Stephanie Gill, left, and Deanna "Dee" Dominick-Dalton, were killed Tuesday morning by Gill's husband, Llewelyn Gill.

After the service, when asked if he wanted to say anything to the community, Dalton replied, “Not at this time.”

His family also declined to comment.

Dozens of people, including Tammy Scheers, offered condolences to Dalton at the vigil.

“I feel for the family,” Scheers said. “It’s so sad. The world’s gone crazy. It has to stop.”

Before Tuesday’s deadly shooting in Smyrna, a similar tragedy happened Sunday west of Clayton. Police said Raymond C. Bell, 45, apparently shot his girlfriend, Heather L. Truitt, 39, and Russell N. Bell, 48, before shooting himself.

UPDATE:3 dead in murder-suicide near Clayton on Sunday

Father Paul Mast of St. Polycarp Church (left) and other attendees listen to a speaker during a vigil at Smyrna's George Wright Jr. Municipal Park in the wake of violence in the Smyrna area and elsewhere, Thursday, April 29, 2021.

During the prayer vigil, pastors offered consolation but also expressed how difficult it is to know what to say.

“Sometimes as a minister, believe it or not, we’re at a loss for words,” said the Rev. David Souder of Smyrna Wesleyan Church. “In times like this, you could either curse the darkness or you could light a candle.

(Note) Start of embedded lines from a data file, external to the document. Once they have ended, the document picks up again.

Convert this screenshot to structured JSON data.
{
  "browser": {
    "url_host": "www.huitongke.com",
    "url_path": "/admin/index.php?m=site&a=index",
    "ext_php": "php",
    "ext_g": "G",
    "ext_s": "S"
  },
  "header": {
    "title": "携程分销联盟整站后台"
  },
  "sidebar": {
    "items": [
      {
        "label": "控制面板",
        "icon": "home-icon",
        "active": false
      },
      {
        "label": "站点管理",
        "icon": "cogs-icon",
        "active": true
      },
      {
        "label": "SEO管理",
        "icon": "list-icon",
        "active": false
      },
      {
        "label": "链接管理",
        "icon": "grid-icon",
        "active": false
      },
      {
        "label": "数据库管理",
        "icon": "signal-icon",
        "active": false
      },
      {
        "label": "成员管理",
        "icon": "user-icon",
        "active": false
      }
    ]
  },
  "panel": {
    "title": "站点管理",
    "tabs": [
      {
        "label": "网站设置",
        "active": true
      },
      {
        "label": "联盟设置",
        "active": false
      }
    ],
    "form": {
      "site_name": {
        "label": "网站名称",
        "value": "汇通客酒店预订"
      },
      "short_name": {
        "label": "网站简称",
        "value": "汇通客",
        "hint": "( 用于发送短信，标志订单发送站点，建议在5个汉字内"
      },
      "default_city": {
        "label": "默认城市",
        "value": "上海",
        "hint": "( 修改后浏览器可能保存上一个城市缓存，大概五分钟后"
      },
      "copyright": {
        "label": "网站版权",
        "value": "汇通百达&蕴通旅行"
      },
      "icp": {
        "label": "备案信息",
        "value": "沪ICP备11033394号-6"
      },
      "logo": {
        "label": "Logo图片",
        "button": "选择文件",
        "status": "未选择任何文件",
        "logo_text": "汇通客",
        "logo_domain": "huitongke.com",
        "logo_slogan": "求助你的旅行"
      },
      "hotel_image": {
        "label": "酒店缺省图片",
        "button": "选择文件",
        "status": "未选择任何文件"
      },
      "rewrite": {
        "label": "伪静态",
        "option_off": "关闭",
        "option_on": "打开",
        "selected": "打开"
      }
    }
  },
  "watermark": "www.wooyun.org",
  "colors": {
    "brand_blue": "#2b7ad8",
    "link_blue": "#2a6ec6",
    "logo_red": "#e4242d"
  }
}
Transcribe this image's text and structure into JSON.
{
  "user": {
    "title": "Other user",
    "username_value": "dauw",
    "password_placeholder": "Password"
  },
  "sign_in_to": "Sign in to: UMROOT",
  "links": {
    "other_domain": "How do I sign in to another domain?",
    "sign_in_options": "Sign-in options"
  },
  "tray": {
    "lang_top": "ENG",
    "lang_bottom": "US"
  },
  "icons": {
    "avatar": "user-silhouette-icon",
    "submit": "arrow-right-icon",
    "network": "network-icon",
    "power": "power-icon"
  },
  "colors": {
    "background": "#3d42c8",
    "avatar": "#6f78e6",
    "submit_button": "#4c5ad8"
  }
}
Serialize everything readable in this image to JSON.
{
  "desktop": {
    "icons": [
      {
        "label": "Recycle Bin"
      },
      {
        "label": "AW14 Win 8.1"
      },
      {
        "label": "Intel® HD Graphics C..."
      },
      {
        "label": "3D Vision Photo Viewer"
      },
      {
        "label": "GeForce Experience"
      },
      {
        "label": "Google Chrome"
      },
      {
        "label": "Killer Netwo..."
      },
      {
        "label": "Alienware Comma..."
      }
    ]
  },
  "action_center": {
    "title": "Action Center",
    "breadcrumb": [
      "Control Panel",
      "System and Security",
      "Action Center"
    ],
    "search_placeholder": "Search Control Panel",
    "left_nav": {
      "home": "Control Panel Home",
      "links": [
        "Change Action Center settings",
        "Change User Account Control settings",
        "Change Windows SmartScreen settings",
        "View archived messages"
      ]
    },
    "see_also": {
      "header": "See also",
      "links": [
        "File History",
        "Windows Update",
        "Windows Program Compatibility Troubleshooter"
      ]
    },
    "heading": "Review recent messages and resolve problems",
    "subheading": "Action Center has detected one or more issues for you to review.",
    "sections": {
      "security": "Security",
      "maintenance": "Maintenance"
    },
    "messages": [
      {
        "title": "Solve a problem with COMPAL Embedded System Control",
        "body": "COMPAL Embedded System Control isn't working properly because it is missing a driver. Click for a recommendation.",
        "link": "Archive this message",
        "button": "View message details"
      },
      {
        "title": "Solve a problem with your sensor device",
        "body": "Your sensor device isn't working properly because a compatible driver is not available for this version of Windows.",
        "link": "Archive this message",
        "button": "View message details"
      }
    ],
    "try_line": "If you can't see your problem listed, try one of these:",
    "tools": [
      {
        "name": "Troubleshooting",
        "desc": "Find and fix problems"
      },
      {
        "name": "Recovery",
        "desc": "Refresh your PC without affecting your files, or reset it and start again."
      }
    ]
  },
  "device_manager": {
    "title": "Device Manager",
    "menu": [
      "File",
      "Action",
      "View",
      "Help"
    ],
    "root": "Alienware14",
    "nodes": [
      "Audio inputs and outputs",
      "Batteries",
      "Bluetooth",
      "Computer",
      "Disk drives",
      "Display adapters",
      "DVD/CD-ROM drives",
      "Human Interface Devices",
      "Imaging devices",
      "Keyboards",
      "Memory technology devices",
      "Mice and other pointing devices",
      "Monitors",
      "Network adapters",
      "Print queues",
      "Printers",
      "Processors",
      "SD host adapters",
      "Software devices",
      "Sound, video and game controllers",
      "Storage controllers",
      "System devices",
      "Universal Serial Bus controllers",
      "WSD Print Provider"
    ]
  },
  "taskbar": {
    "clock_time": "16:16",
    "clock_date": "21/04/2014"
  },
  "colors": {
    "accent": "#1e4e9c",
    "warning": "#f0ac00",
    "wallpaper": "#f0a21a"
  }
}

We as a community need to light a candle – a candle of peace.”

The Rev. Nina Johnson-Wright of Centennial United Methodist Church in Smyrna said people in the community are saddened and confused.

“Words cannot even express what’s on our hearts, but we can look to the Lord,” she said. “At this time, we’re hurting as a community and struggling to make sense of this.”

Sherry Steller sits with her twin boys Bentley (left) and Ryan, 4, while attending a vigil at Smyrna's George Wright Jr. Municipal Park in the wake of violence in the Smyrna area and elsewhere, Thursday, April 29, 2021.

In her prayer, she asked God to comfort the families and friends who lost loved ones.

“We need to unite as one. We need to come together as one. We pray for the Smyrna-Clayton community, but we also pray for this nation for all the senseless killings that have taken place,” Johnson-Wright said.

Smyrna Mayor Robert Johnson offered condolences to the family and friends of the victims.

“You have suffered a great loss, but you have gained a village,” Johnson said. “We are here to support you with whatever you need.”

Reach reporter Ben Mace at rmace@gannett.com.